And third, even if we were wrong on the haircut, and the economic trajectory – in other words if Greek debt were to stabilise at 120% of GDP by 2020 – this would almost certainly not be regarded sufficient. Just because Italy’s debt-to-GDP ratio is currently at this level does not mean that this is some natural acceptable upper ceiling for countries that have just defaulted. Greece, in our view, will require a much lower sustained debt-to-GDP ratio, perhaps around 80%, to achieve sustainability and access to market funding. This goal remains out of reach, even under these three highly optimistic assumptions.


Regarding the EFSF: As we pointed out before, leveraging the EFSF is dangerous, and ultimately unconvincing in the absence of an open commitment by the ECB that it stands ready to act as a lender of last resort, or by governments that they are to move towards a fiscal union, or ideally both. Mario Draghi yesterday said the ECB was determined to continue the SMP, a statement intended to underline the ECB’s support. But given the stance taken by the Bundesbank and other northern European central banks, the ECB’s further commitment to the SNP remains capped. In our view, the programme will continue, but it will not reach a size of sufficient macroeconomic significance. This is also in line with the way the ECB has managed the programme in the past, doing as little as they need, focusing mostly on securing the short-term stability of the bond markets. While we never believed that the official line according to which the function of the SNP is to preserve monetary transmission mechanisms, it is also not a programme to monetise debt.

 

Spreads, Forex, and ZC Swaps


No wild market reactions following the announcement. Italian spreads approached 4% yesterday, and marginally better overnight, but still at 3.922% this morning. French spreads have come off a little, while Spanish spreads rose again. The euro was stable at $1.3969 this morning.

 

10-year spreads

 

 

 

 

 

 

 

Previous day

Yesterday

This Morning

France

1.138

1.039

1.037

Italy

3.894

3.973

3.922

Spain

3.488

3.449

3.545

Portugal

11.933

11.885

11.714

Greece

22.793

22.975

22.55

Ireland

6.376

6.368

6.504

Belgium

2.269

2.226

2.233

Bund Yield

2.063

2.048

2.099

 

 

 

 

 

 

 

 

Euro Bilateral Exchange Rate

 

 

 

 

 

 

 

Previous

This morning

 

Dollar

1.391

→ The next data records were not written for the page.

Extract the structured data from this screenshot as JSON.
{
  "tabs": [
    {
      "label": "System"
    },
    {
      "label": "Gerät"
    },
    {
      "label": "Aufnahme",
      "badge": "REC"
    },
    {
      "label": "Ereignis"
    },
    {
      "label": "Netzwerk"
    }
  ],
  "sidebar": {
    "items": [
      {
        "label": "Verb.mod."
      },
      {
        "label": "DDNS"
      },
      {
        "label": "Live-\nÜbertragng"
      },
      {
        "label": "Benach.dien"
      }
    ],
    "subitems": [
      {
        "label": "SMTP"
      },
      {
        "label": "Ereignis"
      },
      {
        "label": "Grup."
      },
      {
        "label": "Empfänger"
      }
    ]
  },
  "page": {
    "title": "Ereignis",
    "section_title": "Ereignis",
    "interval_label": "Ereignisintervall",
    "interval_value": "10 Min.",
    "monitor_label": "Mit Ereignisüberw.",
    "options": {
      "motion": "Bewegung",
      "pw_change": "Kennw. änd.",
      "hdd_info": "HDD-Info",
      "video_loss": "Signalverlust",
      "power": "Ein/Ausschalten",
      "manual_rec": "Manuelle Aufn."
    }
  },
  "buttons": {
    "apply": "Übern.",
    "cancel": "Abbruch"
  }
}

1.3969

 

Yen

105.630

106.24

 

Pound

0.868

0.8724

 

Swiss Franc

1.222

1.2276

 

 

 

 

 

 

 

 

 

ZC Inflation Swaps

 

 

 

 

 

 

 

previous

last close

 

1 yr

1.88

1.86

 

2 yr

1.85

1.88

 

5 yr

1.83

1.89

 

10 yr

1.94

2.04

 

 

 

 

 

Source: Reuters

 

 

 

 

 

 

 

Leave a Reply